Catalyst Chicago’s Sarah Karp and WBEZ’s Becky Vevea have been collaborating on an interesting education series that probably deserves more attention. It’s about alternative high schools—or “options schools"—in Chicago, many of which are for-profit schools, with half-day sessions, highly accelerated class-credit schedules, and substantial online components, targeted towards high-school dropouts.
Oh, and: “Graduates are awarded diplomas from either the last school they attended or the neighborhood high school near where they live.”
And there’s much more, as you’d expect from an expansion that brought up the total number of seats in options schools to 12,000. The whole thing is well worth reading/listening to. But that part about diplomas was the most interesting to me, because of a long interview I did with University of Chicago Nobel laureate James Heckman and his co-authors/grad students, Tim Kautz and John Eric Humphries, on the GED.
Conceptually, the GED and options schools are somewhat similar—offering young people (or in the case of the GED, sometimes not-so-young) an alternative path towards getting the equivalent of a high-school diploma. In the case of the GED, it’s a test that demonstrates that, no matter what educational history the taker has, he or she has the knowledge of a high-school graduate.
In the case of the options schools, it’s that someone can obtain that knowledge and skill set on a different track, through different means. And in her most recent piece in the series, Karp finds a couple students for whom an option school would seem to be appropriate—an 18-year-old and a 20-year-old who “left their former high schools…because they were getting into fights and other trouble.”

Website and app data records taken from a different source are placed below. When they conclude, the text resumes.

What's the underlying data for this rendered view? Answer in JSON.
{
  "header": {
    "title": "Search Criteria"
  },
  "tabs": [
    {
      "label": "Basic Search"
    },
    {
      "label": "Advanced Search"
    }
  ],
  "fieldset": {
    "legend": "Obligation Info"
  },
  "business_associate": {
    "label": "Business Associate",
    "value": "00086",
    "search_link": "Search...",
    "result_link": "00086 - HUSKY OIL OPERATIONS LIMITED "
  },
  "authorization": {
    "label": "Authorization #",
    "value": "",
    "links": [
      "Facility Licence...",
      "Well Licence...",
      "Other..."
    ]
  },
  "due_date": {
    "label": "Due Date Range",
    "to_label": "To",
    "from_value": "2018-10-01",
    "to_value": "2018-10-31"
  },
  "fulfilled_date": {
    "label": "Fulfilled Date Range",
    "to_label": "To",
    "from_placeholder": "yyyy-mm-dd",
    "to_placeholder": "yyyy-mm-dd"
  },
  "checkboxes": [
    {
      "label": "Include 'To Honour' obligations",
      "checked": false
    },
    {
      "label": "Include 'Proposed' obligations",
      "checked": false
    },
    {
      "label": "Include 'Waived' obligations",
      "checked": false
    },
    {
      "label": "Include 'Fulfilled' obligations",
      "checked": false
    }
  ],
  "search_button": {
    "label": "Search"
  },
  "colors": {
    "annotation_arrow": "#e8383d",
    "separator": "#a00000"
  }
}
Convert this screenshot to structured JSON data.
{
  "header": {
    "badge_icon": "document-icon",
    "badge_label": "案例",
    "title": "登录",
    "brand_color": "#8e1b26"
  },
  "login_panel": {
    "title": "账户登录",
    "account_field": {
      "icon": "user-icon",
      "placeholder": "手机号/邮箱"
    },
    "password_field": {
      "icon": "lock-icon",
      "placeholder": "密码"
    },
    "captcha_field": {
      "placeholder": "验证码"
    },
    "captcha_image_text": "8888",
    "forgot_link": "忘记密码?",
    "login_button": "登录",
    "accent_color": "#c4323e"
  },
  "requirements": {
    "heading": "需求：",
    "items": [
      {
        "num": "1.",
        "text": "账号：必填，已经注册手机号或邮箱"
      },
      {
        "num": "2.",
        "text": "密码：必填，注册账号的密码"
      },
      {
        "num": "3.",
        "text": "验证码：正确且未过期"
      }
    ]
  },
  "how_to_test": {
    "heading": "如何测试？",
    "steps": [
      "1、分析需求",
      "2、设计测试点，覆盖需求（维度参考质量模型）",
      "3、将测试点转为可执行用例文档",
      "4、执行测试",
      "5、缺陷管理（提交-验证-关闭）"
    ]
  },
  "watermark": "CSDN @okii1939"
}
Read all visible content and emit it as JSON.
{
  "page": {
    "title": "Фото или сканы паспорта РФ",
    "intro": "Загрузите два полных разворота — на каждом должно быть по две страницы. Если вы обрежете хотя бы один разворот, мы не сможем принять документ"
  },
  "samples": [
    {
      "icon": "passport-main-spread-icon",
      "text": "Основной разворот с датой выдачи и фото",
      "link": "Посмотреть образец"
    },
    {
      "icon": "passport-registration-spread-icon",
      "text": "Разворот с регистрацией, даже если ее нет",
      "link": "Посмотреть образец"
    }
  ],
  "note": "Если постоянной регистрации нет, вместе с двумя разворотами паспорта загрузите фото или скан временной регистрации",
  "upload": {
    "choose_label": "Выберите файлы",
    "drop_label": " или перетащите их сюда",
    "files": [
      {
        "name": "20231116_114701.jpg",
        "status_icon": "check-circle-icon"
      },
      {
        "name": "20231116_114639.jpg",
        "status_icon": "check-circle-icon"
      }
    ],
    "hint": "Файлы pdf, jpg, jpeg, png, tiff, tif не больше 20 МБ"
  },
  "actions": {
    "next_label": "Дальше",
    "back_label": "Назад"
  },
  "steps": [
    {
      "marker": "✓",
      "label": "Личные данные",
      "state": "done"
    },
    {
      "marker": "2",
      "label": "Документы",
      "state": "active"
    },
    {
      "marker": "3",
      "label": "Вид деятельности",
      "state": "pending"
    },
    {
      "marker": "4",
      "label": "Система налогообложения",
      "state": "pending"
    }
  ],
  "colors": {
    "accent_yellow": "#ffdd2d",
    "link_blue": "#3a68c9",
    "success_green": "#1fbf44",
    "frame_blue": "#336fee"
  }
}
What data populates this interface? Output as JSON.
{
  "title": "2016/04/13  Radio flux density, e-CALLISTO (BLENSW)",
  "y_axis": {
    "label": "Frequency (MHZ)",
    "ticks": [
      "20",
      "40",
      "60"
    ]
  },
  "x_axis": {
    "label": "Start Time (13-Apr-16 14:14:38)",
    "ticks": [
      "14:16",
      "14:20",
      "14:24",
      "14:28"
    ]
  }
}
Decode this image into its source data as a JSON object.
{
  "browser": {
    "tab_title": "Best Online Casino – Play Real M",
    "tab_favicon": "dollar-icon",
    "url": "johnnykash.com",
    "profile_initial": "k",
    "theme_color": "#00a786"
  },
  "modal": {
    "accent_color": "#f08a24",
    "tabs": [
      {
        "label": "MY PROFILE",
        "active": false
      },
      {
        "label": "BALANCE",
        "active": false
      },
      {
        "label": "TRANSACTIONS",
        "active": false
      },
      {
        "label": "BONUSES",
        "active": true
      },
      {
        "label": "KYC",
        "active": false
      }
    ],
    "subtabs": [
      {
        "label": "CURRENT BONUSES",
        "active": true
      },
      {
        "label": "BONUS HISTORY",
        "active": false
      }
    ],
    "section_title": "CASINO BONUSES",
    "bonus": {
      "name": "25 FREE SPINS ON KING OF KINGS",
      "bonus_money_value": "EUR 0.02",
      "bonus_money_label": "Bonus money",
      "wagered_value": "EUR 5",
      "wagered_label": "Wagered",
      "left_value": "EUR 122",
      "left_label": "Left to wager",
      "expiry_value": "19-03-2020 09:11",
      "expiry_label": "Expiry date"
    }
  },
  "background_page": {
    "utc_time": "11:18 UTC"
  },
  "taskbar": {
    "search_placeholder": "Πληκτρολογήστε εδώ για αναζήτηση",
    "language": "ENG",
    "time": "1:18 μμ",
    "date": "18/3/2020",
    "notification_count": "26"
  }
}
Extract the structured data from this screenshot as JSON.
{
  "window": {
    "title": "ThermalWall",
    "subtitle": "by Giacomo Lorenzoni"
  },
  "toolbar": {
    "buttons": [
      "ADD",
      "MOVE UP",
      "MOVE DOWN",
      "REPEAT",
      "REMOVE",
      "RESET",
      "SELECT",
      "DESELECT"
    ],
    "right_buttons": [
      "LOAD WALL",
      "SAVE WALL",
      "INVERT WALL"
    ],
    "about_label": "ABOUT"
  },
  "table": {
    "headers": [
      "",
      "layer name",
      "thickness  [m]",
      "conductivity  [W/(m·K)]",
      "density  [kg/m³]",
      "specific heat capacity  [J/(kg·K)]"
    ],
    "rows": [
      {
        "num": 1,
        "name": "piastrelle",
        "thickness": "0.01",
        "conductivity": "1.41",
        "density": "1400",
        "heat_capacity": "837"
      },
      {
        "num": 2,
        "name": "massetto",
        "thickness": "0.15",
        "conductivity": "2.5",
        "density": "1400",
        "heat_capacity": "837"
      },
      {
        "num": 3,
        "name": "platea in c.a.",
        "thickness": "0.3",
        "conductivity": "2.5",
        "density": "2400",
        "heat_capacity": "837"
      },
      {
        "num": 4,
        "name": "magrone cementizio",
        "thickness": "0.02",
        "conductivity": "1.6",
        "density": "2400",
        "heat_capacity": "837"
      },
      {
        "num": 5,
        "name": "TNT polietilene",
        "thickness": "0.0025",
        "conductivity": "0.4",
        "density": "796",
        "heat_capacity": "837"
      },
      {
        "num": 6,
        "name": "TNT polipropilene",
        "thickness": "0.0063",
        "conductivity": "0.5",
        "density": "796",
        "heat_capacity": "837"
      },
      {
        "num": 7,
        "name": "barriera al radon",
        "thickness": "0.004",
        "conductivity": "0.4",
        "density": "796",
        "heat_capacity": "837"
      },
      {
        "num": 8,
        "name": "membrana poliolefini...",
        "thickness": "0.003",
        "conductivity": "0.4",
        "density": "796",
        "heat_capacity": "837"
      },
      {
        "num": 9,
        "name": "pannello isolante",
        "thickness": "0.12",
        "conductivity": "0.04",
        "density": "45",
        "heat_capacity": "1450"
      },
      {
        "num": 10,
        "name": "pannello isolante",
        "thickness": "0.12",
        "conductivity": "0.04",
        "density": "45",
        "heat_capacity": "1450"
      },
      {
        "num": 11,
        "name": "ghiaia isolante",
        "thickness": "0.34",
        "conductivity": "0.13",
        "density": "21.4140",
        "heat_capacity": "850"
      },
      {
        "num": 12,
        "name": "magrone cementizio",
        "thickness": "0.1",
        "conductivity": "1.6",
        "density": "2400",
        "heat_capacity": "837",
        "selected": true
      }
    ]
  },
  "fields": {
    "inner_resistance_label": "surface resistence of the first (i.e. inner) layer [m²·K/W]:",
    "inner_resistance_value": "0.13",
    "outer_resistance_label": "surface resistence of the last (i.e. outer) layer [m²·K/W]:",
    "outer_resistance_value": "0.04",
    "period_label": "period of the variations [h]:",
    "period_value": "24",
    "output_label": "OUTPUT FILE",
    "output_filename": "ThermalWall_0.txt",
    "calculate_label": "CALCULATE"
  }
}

But it’s odd that students can get a diploma from a regular high school through this route—despite, you know, not attending it. And that’s why I thought of the research of Heckman, Kautz, and Humphries, which is centered around the idea that a four-year high-school diploma means something very specific, and it isn’t just (or even most importantly) a set of knowledge or academic skills. It’s the process of getting the diploma itself.
Heckman is one of a number of people calling attention to the importance of “non-cognitive skills.” It’s not a complicated idea. When I apply for jobs, I’m not under the impression that listing my college degree in English is of any importance to employers, at least in the sense that they have any desire for an employee who read a bunch of dead authors for four years. It does, however, represent that I showed up and did what was asked of me. A degree of any kind represents a certain amount of commitment and diligence.
What is complicated is the data mining that Heckman, Kautz, and Humphries did to put numbers to that intuition. And what they found was that the GED was effective in its original intention, for very interesting reasons (emphasis mine):
The GED does a pretty good job of measuring the minimum competencies in reading and writing and mathematics. If you’re asking it can be potentially paired with a larger program to make sure those minimum competencies are met, I think that’s a real possibility.
But it’s also what the original GED was for in many ways. As we had World War II veterans returning, it was really that we believed these veterans had matured and learned a lot about life through the wartime rigor, and had developed discipline and types of non-cognitive skills we think might be developed by being in the Army. But we needed to make sure that before we issued wartime diplomas, that these veterans could at least read and do math.
In other words, that piece—showing up, doing what’s asked of you—came through the military. The GED added a piece on top of that, but it didn’t represent the full import of a high school diploma. And, as Heckman says, they found evidence of this:
I realized that the GED was not really that effective. It took me awhile to understand what was going on. The GED [recipients] really were smart, as smart as high school graduates who didn’t go on to go to college. But they were performing at the level of dropouts.
This represents a real concern: If high school students who are intellectually capable of getting a diploma are lured into getting a GED instead, they’re missing much of the value of the diploma. And at the time they might not even realize it.
Which brings us back to Karp and Vevea’s reporting. The idea comes up in it: “There’s a whole camp of people who believe if students can prove they know the material, they should be able to do so and move on.” And CPS numbers provided to Vevea suggest that about 20 percent of options-school students “appear to be on-track or young enough to enroll in a traditional school or full-day program.”
The options schools aren’t GEDs. They require attendance; they require homework. But they don’t necessarily require as much attendance, or as much homework. Sometimes significantly less, as Karp found. Yet the diploma they come out with is the diploma they’d get from a full-day, regular high school.
That’s why the diploma aspect of Vevea and Karp’s reporting jumped out at me. The work of Heckman, Humphries, and Kautz is, in part, about a very basic but difficult question: What is a high-school diploma? What should it represent—to students, to college admissions, to employers? Does it represent a canon of knowledge and academic abilities, be it Common Core or something else? Or should it represent a much broader set of expectations? Those are the questions options schools will have to answer.